What is the Difference Between Trim Levels?Aug 17th, 2016
It seems as time goes on, things just get more and more confusing. There’s 122 million different types of coffee drinks (not an actual fact but feels that way) from Latte, Double Latte, Mocha, Americano, Macchiato, Espresso… and so on. And this trend continues with vehicles. There’s LT, GX, GS, GT, S, R-Spec…. but what do they all mean?
To try and explain it, let’s take the 2016 Chevrolet Cruze as an example. It is available with 4 “main” trim levels; L, LS, LT, and Premier and 2 subcategories for the LS and LT trim levels.
L – Bare-bones
Let’s start with the lowest tier trim level, the L. Usually this type of trim is just a steering wheel connected to 4 wheels and an engine & transmission to drive them with one or two convenience features that are most popular among buyers. On the Chevrolet Cruze, the amount of features that come standard is a bit more than what other manufacturers offer. The usual power features are included (windows, locks, & mirrors) along with remote keyless entry but also included is a 7” touchscreen with Chevrolet MyLink infotainment system Bluetooth, and OnStar 4G LTE Wifi hotspot capability. That is pretty much what most buyers expect as standard features in a vehicle.

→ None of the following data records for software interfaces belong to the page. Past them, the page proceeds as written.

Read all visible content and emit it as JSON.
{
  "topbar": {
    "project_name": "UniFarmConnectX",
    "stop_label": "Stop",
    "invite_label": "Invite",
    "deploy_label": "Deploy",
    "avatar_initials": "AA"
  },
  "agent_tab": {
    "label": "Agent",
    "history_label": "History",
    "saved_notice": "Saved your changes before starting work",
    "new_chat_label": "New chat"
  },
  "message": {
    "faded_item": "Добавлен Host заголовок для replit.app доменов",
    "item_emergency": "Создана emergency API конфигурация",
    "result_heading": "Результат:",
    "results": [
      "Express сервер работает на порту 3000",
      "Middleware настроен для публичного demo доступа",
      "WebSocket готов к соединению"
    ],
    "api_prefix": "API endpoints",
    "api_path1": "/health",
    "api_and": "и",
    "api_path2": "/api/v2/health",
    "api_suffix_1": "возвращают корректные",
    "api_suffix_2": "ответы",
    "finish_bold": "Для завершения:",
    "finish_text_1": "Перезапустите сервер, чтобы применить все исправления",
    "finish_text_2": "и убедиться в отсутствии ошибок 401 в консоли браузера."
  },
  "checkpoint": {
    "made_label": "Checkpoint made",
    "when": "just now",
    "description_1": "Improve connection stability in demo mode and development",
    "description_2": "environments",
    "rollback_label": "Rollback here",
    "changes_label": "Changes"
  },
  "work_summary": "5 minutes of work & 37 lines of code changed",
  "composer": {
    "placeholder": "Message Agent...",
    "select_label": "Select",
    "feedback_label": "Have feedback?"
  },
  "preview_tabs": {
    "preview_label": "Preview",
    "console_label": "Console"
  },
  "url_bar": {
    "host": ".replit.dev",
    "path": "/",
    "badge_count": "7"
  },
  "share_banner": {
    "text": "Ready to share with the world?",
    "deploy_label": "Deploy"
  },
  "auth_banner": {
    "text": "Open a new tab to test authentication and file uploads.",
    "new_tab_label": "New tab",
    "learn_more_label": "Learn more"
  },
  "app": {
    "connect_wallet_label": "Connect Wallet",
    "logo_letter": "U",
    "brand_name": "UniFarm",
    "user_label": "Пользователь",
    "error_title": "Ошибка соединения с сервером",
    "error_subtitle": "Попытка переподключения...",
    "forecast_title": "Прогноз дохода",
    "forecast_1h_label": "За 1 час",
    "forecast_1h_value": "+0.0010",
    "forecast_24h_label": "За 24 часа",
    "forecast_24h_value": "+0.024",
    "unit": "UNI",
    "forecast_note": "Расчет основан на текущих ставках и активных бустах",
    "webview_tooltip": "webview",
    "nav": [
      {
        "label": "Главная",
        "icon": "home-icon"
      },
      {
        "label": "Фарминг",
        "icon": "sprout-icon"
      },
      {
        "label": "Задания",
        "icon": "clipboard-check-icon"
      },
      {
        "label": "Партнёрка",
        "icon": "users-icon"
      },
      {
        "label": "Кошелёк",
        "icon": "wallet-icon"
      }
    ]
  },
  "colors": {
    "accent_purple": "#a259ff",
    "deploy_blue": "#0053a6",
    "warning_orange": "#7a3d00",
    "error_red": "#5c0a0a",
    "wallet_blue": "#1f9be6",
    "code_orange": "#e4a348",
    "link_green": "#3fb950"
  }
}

LS – The One Everyone Buys
A step up from the L trim level is the LS which gets broken down into the LS Manual or LS Automatic. Usually the trim level just above the base is the most popular because it doesn’t break the bank but it adds a few extra features that add to the comfort of driving the vehicle. In the case of the LS Manual, it adds single zone air conditioning and a backup camera. The Automatic LS trim builds a bit on it by adding an Auto start/stop feature in addition to the automatic transmission of course.
LT – More Unique and More Features
Once you get to the 3rd tier in the trim hierarchy, the cars start looking like the ones you see at an autoshow. Like the LS trim, the LT trim is split into 2 subcategories (Manual & Automatic) and builds up on the previous trim by adding 16” alloy wheels, LED daytime running lights, Heated mirrors, Cruise control & bluetooth controls on the steering wheel, heated front seats, and satellite radio. And of course the Automatic LT trim adds those features but with an automatic transmission rather than a Manual.
Premier – The Elite Trim Level
Finally there is the Premier (or top) trim level that is equipped with almost every option that can be fitted to any particular vehicle. In the case of the Cruze, the Premier trim adds upon the LT trim by adding 17” alloy wheels, remote vehicle starter system, push button start, climate control, heated steering wheel, power driver’s seat, and a few extra styling touches both inside and out. This trim level usually takes the price up to the point where it matches the base price of the next vehicle in the lineup. In the case of Chevrolet, that is the Malibu.
Hopefully that clarifies the difference between the trim levels but an easy way to remember it is: the base L trim is the least expensive with a few key convenience features, the LS trim is the one that most people purchase with all the features you’ll need in an everyday vehicle without emptying the wallet, the LT trim is for those that want more features and don’t mind paying the extra price, and the Premier trim is for those that need to have everything fitted to their vehicle and price is no object.